Marran, Christine L. Poison Woman: Figuring Female Transgression in Modern Japanese Culture. Minneapolis: University of Minnesota Press, 2007.
Marran claims the first serialized poison woman story (dokufumono) was published in 1978. These stories appeared in their own time to “anesthetize populations to racial, gender, and economic biases through false claims of inclusion. They purported to illuminate intoxicating elements that might lead to social and political bedlam. In retrospect, they suggest the modern drive to detoxify the body and expel dangerous ambiguities by creating clear classifications.” Previous scholars (Maeda Ai, Asakura Kyōji, Hirata Yumi, Matthew Strecher, and Mark Silver, to name a few) have recognized the importance of these stories, but Marran is the only scholar who devoted an entire book to the consideration of a genre that she notes began with the rise of the newspaper serial. Based on the lives of real women, these were fictionalized stories that appeared in a variety of mass culture forms (kabuki, mass novels, poems, medicalization literature etc.) She examines the poison woman as an object because she “illuminate[s] not only the emerging social, sexual, and political mores but also the fundamental drive to read and consume the other in order to define the self.” The other, in this sense, is the criminal transgressive poison woman, the self is defined as normal only in comparison to/with her. Most importantly, she is threatening and infamous not because of her murderous impulses but because of her voracious and excessive sexuality.

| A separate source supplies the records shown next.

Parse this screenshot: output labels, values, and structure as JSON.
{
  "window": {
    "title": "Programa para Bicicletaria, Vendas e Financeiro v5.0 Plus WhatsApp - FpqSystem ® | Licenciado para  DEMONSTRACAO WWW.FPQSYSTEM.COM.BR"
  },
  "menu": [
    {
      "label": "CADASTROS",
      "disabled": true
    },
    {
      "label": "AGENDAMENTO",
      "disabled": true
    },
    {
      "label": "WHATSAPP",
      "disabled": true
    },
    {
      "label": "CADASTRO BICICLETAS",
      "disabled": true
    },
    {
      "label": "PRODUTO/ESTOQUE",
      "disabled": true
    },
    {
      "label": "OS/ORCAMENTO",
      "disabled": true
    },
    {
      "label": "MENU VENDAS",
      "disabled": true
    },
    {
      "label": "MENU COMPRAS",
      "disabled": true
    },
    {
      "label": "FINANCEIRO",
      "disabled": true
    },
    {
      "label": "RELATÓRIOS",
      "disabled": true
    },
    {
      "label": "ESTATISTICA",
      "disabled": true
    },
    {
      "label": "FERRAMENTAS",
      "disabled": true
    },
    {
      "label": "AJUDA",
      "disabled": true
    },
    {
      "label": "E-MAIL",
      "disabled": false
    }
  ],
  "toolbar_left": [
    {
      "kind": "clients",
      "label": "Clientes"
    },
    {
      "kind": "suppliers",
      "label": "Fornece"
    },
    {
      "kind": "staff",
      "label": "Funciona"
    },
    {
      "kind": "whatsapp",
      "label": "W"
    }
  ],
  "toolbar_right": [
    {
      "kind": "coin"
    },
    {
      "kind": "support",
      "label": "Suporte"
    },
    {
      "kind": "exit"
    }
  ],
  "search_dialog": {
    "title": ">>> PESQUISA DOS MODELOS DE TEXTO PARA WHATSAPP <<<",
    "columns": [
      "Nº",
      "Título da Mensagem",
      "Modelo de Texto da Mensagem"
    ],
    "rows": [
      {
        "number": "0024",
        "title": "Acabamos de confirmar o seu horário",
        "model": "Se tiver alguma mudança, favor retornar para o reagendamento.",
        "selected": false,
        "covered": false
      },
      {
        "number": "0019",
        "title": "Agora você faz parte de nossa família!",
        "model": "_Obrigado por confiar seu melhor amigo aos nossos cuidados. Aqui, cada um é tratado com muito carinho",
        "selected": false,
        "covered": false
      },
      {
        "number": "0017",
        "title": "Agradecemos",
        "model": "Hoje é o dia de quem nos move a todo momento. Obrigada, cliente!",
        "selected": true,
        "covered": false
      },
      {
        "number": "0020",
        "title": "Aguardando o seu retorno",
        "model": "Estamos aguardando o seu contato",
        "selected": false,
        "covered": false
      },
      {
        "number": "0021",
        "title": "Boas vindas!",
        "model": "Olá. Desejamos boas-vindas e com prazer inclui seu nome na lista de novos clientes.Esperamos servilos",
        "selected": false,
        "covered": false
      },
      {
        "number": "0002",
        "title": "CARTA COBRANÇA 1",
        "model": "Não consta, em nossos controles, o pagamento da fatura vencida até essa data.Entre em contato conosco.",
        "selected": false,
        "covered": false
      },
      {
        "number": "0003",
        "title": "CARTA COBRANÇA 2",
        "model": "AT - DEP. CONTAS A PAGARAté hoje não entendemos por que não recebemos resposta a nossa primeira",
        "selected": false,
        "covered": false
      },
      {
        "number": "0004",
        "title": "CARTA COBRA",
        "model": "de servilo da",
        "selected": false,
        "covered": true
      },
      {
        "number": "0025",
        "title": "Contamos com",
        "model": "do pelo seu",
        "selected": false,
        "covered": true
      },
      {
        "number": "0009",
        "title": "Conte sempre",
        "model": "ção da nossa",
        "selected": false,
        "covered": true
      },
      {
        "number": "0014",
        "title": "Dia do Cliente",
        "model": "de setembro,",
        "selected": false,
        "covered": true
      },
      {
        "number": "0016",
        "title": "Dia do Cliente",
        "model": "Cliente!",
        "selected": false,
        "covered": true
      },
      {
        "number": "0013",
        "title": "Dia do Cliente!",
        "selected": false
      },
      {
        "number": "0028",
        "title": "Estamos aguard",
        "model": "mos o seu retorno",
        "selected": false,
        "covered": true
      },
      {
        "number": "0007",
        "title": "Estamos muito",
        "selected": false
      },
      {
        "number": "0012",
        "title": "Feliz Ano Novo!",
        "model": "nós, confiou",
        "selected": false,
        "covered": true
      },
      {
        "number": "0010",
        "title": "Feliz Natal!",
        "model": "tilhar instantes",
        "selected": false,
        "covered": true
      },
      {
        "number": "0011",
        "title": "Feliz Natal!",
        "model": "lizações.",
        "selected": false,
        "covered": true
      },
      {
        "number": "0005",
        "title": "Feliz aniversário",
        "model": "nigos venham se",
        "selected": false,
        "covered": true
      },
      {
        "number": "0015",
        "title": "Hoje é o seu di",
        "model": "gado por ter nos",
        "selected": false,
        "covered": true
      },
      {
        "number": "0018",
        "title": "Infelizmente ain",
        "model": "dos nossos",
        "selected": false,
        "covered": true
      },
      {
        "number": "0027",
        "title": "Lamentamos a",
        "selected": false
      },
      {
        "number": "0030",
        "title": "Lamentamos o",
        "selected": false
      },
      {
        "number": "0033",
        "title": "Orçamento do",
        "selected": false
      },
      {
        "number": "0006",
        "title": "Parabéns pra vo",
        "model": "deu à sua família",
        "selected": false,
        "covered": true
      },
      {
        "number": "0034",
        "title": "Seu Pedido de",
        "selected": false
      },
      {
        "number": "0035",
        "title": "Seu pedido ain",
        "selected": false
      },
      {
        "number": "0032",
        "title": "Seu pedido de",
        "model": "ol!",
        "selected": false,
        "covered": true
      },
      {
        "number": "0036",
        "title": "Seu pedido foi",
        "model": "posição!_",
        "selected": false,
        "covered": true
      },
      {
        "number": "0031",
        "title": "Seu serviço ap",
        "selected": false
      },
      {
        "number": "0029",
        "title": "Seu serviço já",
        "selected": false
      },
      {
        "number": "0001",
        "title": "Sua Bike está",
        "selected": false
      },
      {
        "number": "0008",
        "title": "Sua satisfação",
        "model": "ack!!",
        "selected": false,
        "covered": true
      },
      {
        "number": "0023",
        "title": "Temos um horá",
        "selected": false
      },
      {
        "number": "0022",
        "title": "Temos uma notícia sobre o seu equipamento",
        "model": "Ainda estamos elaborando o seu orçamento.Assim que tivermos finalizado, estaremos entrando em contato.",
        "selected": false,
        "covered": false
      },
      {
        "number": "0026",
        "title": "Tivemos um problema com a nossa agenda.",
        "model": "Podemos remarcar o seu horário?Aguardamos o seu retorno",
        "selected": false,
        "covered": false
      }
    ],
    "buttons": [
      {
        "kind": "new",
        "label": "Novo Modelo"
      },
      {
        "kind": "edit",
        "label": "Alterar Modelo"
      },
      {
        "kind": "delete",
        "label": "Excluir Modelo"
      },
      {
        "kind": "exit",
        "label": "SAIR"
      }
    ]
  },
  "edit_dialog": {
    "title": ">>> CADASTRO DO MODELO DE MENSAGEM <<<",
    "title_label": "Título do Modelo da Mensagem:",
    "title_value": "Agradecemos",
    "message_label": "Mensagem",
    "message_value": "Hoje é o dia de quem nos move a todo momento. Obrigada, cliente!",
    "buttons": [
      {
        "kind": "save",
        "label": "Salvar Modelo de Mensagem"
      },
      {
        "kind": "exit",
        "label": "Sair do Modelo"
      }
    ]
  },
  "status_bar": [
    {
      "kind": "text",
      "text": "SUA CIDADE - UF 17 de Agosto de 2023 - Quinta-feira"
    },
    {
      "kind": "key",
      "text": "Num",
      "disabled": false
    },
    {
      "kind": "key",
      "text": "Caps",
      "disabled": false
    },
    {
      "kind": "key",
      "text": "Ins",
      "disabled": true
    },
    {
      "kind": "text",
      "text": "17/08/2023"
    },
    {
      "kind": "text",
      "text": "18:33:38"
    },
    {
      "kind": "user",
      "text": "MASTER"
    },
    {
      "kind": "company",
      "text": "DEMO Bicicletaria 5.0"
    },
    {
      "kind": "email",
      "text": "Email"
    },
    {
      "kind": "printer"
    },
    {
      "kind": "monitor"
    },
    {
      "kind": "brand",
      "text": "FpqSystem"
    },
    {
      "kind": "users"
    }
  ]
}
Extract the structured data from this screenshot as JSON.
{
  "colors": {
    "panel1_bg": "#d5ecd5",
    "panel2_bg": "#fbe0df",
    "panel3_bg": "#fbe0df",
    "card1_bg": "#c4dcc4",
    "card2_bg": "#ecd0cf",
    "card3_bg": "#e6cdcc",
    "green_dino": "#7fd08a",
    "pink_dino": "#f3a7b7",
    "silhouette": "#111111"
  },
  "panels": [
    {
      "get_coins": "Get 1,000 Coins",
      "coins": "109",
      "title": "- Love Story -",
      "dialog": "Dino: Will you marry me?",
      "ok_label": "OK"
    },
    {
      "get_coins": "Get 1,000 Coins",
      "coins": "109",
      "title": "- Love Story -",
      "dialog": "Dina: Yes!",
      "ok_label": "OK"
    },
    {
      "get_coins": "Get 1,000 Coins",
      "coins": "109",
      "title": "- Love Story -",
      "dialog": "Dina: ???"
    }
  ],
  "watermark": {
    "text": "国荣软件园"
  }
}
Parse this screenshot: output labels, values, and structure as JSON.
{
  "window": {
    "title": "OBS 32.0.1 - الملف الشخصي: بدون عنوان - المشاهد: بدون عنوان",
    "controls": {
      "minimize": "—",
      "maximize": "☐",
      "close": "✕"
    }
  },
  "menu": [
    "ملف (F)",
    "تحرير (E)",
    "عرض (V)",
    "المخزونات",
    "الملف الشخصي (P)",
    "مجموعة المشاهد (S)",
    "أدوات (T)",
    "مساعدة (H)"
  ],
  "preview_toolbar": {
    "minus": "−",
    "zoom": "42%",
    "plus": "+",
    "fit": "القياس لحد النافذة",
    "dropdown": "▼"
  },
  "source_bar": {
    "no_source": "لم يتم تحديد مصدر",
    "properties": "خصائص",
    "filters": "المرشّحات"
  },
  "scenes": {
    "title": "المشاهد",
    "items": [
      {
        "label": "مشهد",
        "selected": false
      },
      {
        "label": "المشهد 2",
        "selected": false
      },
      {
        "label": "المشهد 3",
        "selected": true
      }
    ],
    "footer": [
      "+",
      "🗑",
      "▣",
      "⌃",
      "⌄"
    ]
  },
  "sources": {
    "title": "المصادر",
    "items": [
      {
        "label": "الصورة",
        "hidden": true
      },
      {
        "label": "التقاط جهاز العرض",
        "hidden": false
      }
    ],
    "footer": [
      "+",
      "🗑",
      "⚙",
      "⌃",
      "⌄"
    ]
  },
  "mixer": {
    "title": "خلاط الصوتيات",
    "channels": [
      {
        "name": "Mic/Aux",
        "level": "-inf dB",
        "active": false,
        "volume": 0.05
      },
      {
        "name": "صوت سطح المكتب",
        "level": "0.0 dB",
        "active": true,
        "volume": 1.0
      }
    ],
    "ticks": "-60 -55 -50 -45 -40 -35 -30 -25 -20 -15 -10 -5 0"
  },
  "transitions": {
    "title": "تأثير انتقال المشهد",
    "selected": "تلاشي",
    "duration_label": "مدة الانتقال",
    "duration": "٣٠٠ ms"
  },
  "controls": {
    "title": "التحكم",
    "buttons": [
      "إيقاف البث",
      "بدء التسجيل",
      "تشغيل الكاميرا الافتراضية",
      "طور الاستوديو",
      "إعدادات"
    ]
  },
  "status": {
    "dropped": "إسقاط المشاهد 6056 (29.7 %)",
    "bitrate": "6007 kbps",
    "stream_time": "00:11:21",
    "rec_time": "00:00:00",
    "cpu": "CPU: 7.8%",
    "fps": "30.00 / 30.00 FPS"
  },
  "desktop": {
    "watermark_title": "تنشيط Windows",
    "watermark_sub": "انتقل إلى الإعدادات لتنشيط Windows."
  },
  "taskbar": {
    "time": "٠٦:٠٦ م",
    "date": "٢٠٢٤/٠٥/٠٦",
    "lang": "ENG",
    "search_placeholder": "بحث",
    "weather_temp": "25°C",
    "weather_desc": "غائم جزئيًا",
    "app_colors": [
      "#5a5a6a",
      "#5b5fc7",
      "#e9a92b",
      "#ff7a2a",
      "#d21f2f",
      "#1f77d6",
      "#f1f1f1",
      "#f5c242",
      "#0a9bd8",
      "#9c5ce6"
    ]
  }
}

This focus on transgressive women’s “charged representations of sexual difference and gender articulated in stories of deviant women do ideological labor, especially in times of political change.” The rise of these stories is no coincidence, she suggests, because the constitution of a national body during this period “require[d] spaces of exclusion” and these stories helped to contribute to (and marked interest in) “sexual difference as an essential category for interpreting social relationships and identities.” Thus, in the same way Foucault suggests modern sexuality in Europe is a movement from performed acts to embodied identities, the rise of this genre of literature might also mark a similar transition for Japan. Interestingly, though, these women did not speak for themselves, but they were spoken for/spoken about. Marran echoes Jardin when she asserts, “female transgression and obsessive interest in it throughout the twentieth century in Japan has everything to do with configuring the modern Japanese subject, particularly the female subject, through representations of female criminality in literature, theater, newspaper, and film.” (emphasis mine)
Marran asserts four suppositions that she elaborates on throughout the book. 1) The “general social and political concerns” are inscribed onto the transgressive body, so it is the “figuration of the poison woman” where there is a struggle to speak of the “social symbolic.” 2) These are fantasies of woman, part of a “textual process of domination.” 3) The transgression, because it is part of popular culture, produced by the hegemonic system (and supportive of it), “does not often accomplish its name or what it promises.” 4) The “creation of subjectivity in Japanese modernity has occurred consistently (though not soley) through the specter of gender difference.” Chapter 1 looks at the first boom in literature in the 1870s and 80s, to see the early way female criminality is aligned with sexuality and gender. The poison woman’s sexual body is created through discourse as a negative to “a national ‘civilized’ body.” Male authors used scienitific methods of description, narrating the “facts” and “truths” of female bodies (including things like the autopsy of Takahashi Oden, where her body was “proven” to be the source of her aberrant behavior since she had enlarged sexual organs and extra fatty tissue — the simultaneous cause and evidence of excessive sexual desire).
Important to my own argument, Marran asserts that because these were gesaku, the writing practice itself was “made outlaw in Japanese literary history” that was constructing an idea of modern literature. Thus “the gender outlaw and the “genre” outlaw are products of a broader cultural and political investment in a positivistic articulation of bodies, both literary and nonliterary.” (xxii)
The second chapter discusses context of publication as part of “civilizing” rhetoric that included journalistic elements as part of the modernizing of fiction. These moved from novels about women to self-narratives of confession or repentance (including testimonies). She compares these with male authored confessional literature to support the claim that gender difference is relevant to “articulating the modern self.”
The fourth chapter considers the 1920s and 30s as a rise in sciences of sexology and criminology as scientific knowledge was used to illustrate “crime as a potential in every woman.”(xxiv) The final chapter takes up postwar return to these woman in pulp fiction, through film and avant-garde theater to think about the way the female criminal is used to help articulate “a counterhegemonic, masochistic male subjectivity.”
Although some of her later texts fall out of the explicit genre category she begins with, and one of the criticisms of her work is that there are perhaps a number of literary examples from the Edo period that would certainly fit within this designation (Yotsuya Ghost Stories), she makes a very clear argument about the impact of this genre and the legacy of the discourses on these transgressive female bodies that normatively is produced and naturalized by identification of the exception.